By Julian Hattem - 04/30/14 11:05 AM EDT
About 36 percent of Internet users have changed their online passwords or canceled some of their Web accounts out of fear of the online “Heartbleed” bug, according to a new poll.
The Pew Research Center survey found that 29 percent of Web users believe their personal information was put at risk, though only 6 percent of users think their data was actually stolen.
The bug captured headlines across the country, and 64 percent of Internet users said that they had heard about it. Just 19 percent said they had heard “a lot” about the online security flaw, however, which pales in comparison to issues like the ongoing tension in Ukraine, about which 46 percent of the public said they had heard “a lot.”
People who were better educated and had higher incomes were more likely to be aware of the bug and fear that their information was more at risk, according to the survey.
News of the bug did not drastically affect the general comfort that Web users have about their data online.

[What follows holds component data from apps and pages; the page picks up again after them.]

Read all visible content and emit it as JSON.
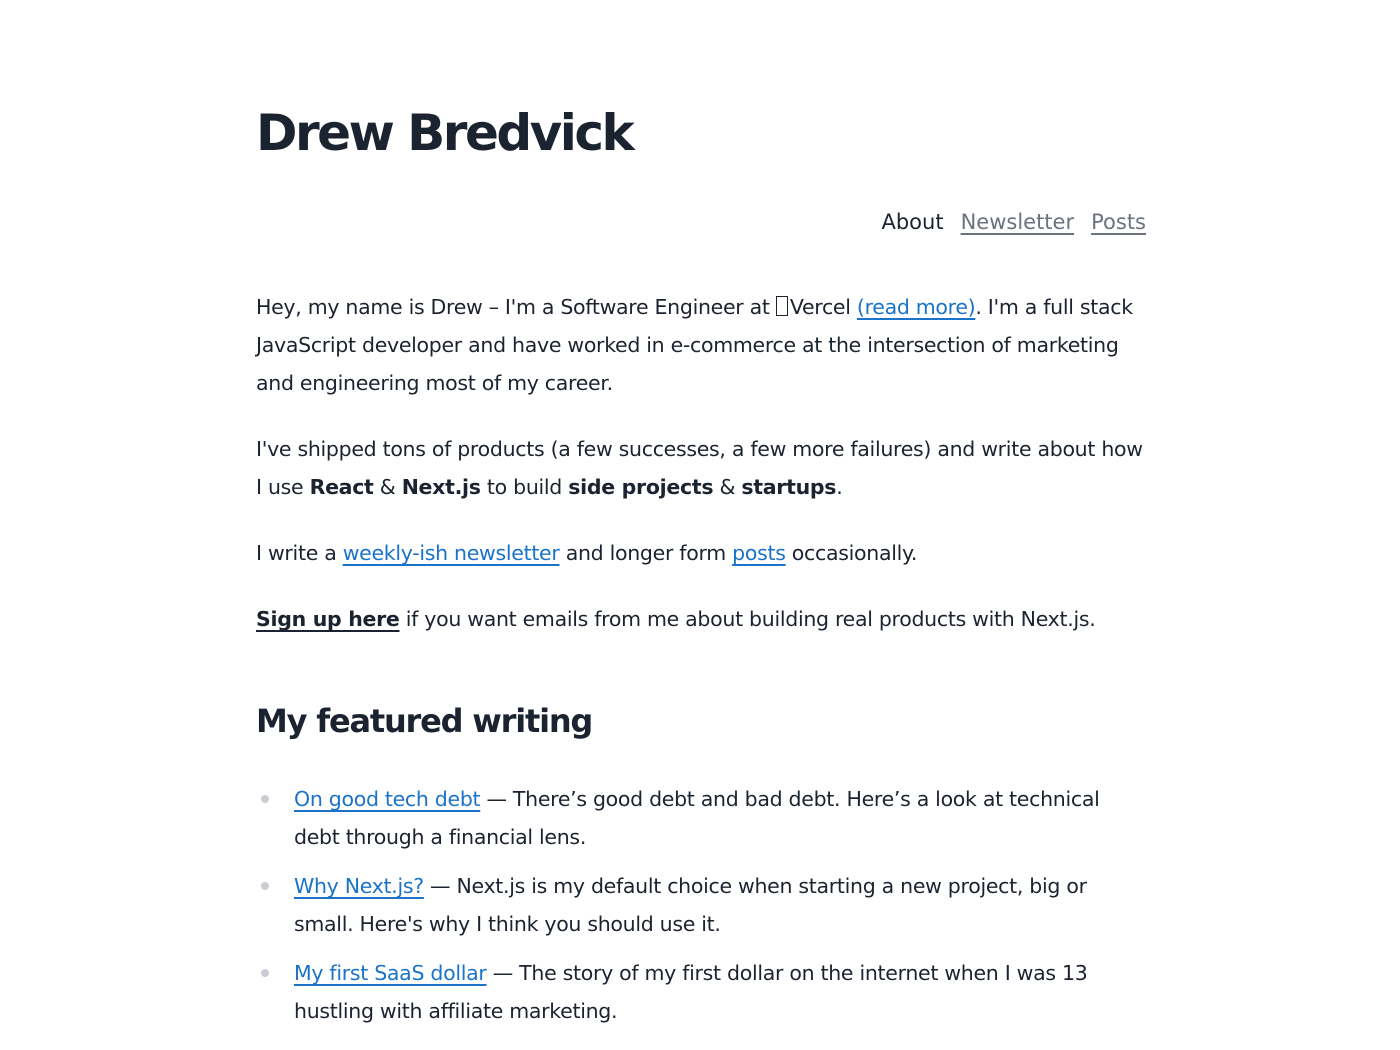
{
  "header": {
    "title": "Drew Bredvick"
  },
  "nav": {
    "items": [
      {
        "label": "About",
        "active": true
      },
      {
        "label": "Newsletter",
        "active": false
      },
      {
        "label": "Posts",
        "active": false
      }
    ]
  },
  "intro": {
    "p1_before": "Hey, my name is Drew – I'm a Software Engineer at ",
    "p1_company": "Vercel ",
    "p1_link": "(read more)",
    "p1_after": ". I'm a full stack JavaScript developer and have worked in e-commerce at the intersection of marketing and engineering most of my career.",
    "p2_before": "I've shipped tons of products (a few successes, a few more failures) and write about how I use ",
    "p2_bold1": "React",
    "p2_amp1": " & ",
    "p2_bold2": "Next.js",
    "p2_mid": " to build ",
    "p2_bold3": "side projects",
    "p2_amp2": " & ",
    "p2_bold4": "startups",
    "p2_end": ".",
    "p3_before": "I write a ",
    "p3_link1": "weekly-ish newsletter",
    "p3_mid": " and longer form ",
    "p3_link2": "posts",
    "p3_after": " occasionally.",
    "p4_link": "Sign up here",
    "p4_after": " if you want emails from me about building real products with Next.js."
  },
  "featured": {
    "heading": "My featured writing",
    "items": [
      {
        "link": "On good tech debt",
        "desc": " — There’s good debt and bad debt. Here’s a look at technical debt through a financial lens."
      },
      {
        "link": "Why Next.js?",
        "desc": " — Next.js is my default choice when starting a new project, big or small. Here's why I think you should use it."
      },
      {
        "link": "My first SaaS dollar",
        "desc": " — The story of my first dollar on the internet when I was 13 hustling with affiliate marketing."
      }
    ]
  },
  "colors": {
    "text": "#1c2330",
    "link": "#1a73c9",
    "nav_inactive": "#6b7280",
    "bullet": "#c9cdd3"
  }
}
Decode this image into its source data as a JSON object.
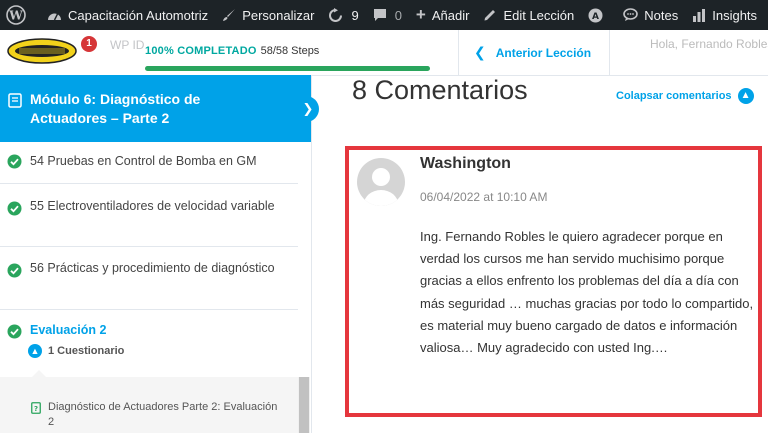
{
  "admin_bar": {
    "site_name": "Capacitación Automotriz",
    "customize": "Personalizar",
    "updates_count": "9",
    "comments_count": "0",
    "add_new": "Añadir",
    "edit_lesson": "Edit Lección",
    "notes": "Notes",
    "insights": "Insights"
  },
  "header": {
    "notification_count": "1",
    "ghost_text": "WP ID",
    "progress_label": "100% COMPLETADO",
    "progress_steps": "58/58 Steps",
    "progress_percent": 100,
    "prev_lesson": "Anterior Lección",
    "greeting": "Hola, Fernando Robles"
  },
  "sidebar": {
    "module_title": "Módulo 6: Diagnóstico de Actuadores – Parte 2",
    "lessons": [
      {
        "label": "54 Pruebas en Control de Bomba en GM",
        "completed": true
      },
      {
        "label": "55 Electroventiladores de velocidad variable",
        "completed": true
      },
      {
        "label": "56 Prácticas y procedimiento de diagnóstico",
        "completed": true
      }
    ],
    "evaluation": {
      "title": "Evaluación 2",
      "quiz_count": "1 Cuestionario",
      "quiz_item": "Diagnóstico de Actuadores Parte 2: Evaluación 2"
    }
  },
  "main": {
    "comments_title": "8 Comentarios",
    "collapse_label": "Colapsar comentarios",
    "comment": {
      "author": "Washington",
      "date": "06/04/2022 at 10:10 AM",
      "body": "Ing. Fernando Robles le quiero agradecer porque en verdad los cursos me han servido muchisimo porque gracias a ellos enfrento los problemas del día a día con más seguridad … muchas gracias por todo lo compartido, es material muy bueno cargado de datos e información valiosa… Muy agradecido con usted Ing.…"
    }
  },
  "colors": {
    "accent": "#00a2e8",
    "success": "#2aa55d",
    "highlight_border": "#e5363d",
    "admin_bar": "#1d2327"
  }
}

According to the poll, 69 percent say that their information is “very” or “somewhat secure,” while 26 percent say it is either “not too secure” or “not at all secure.”

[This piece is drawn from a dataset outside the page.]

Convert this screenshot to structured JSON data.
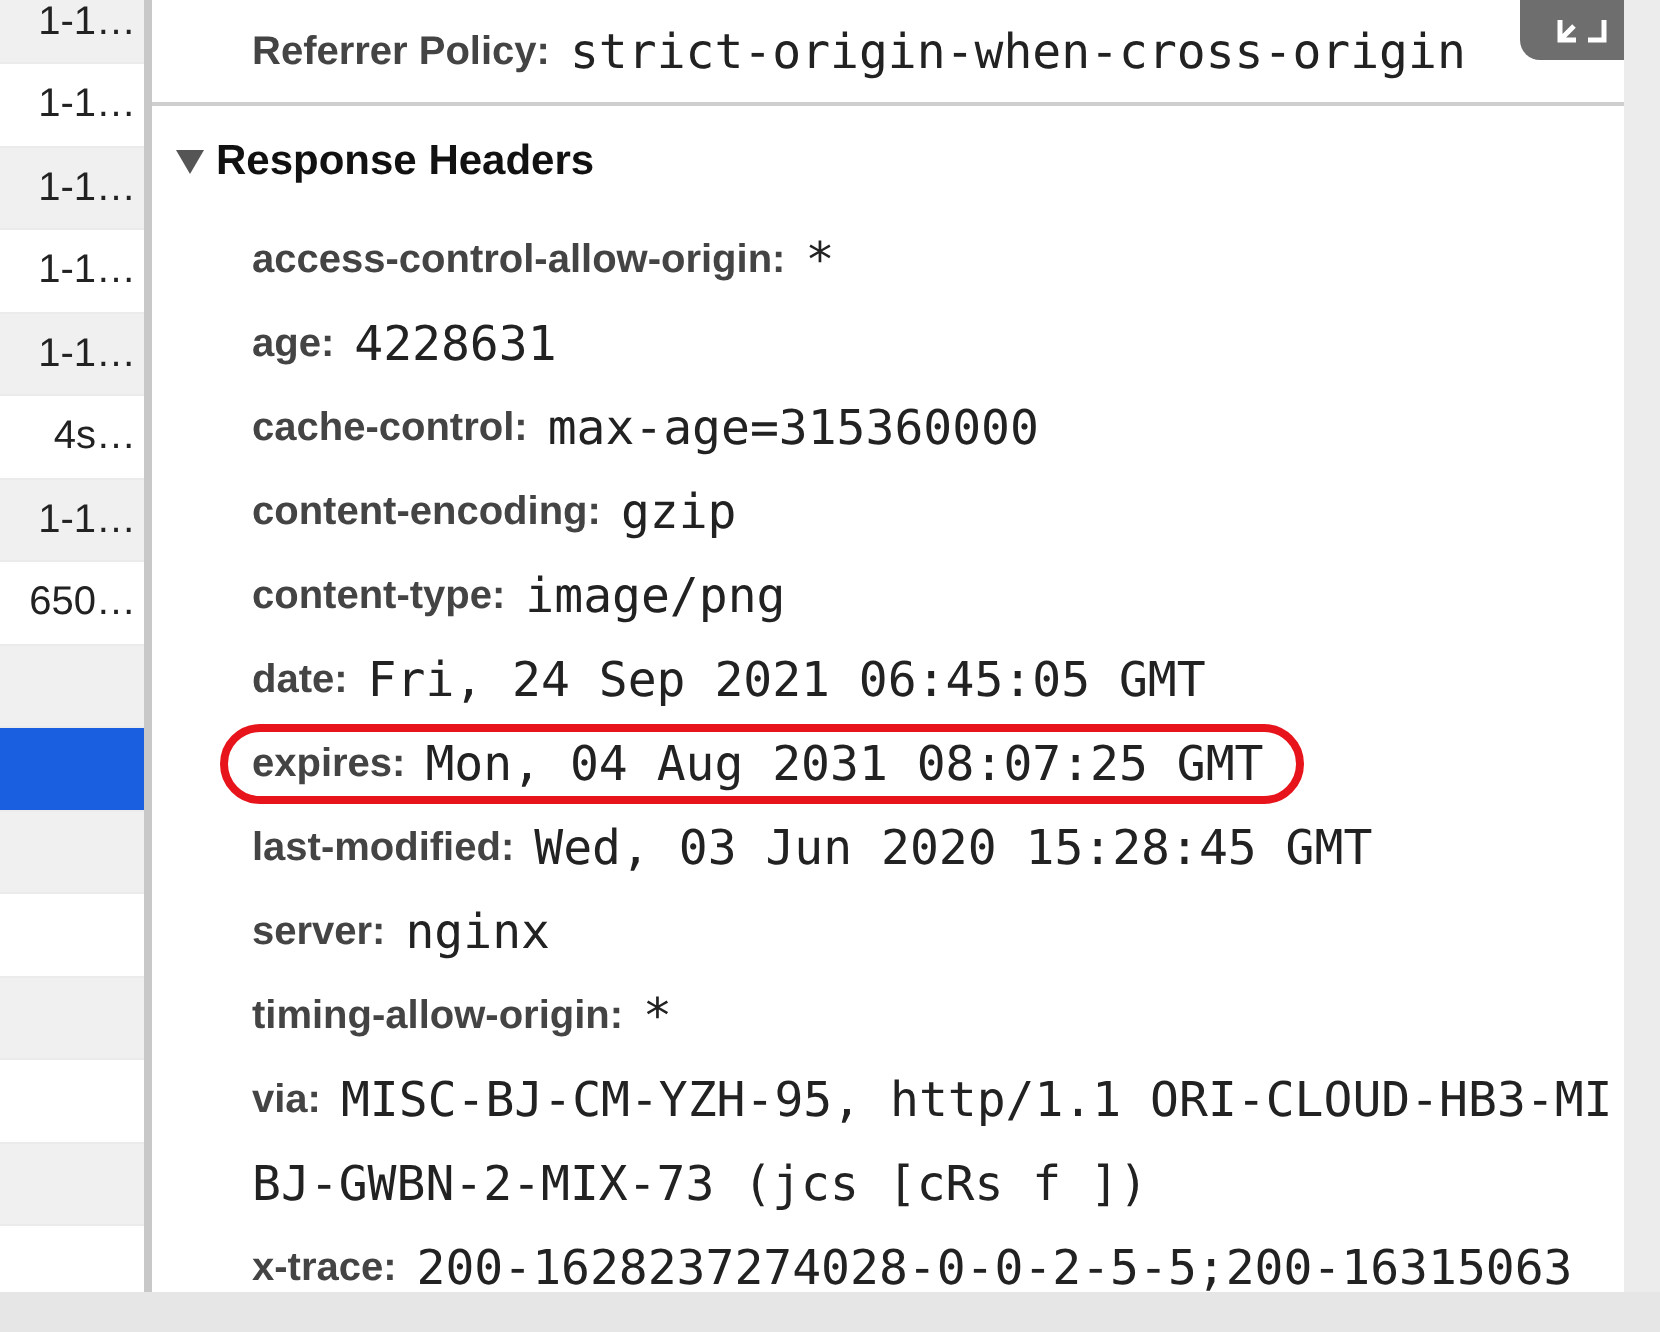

The Heartbleed bug discovered this month affected the widely popular OpenSSL encryption tool, which is used by hundreds of thousands of websites, including giants like Google, Yahoo and Facebook.
A glitch in the security code made it possible to trick a computer into handing over personal information like names, passwords and other sensitive data for the last two years.
Few actual attacks have been reported, but scores of websites asked users to change their passwords, and tech giants have teamed up on a multimillion-dollar effort to prevent a similar type of glitch from ever happening again.
The Pew study surveyed 1,501 adults last week.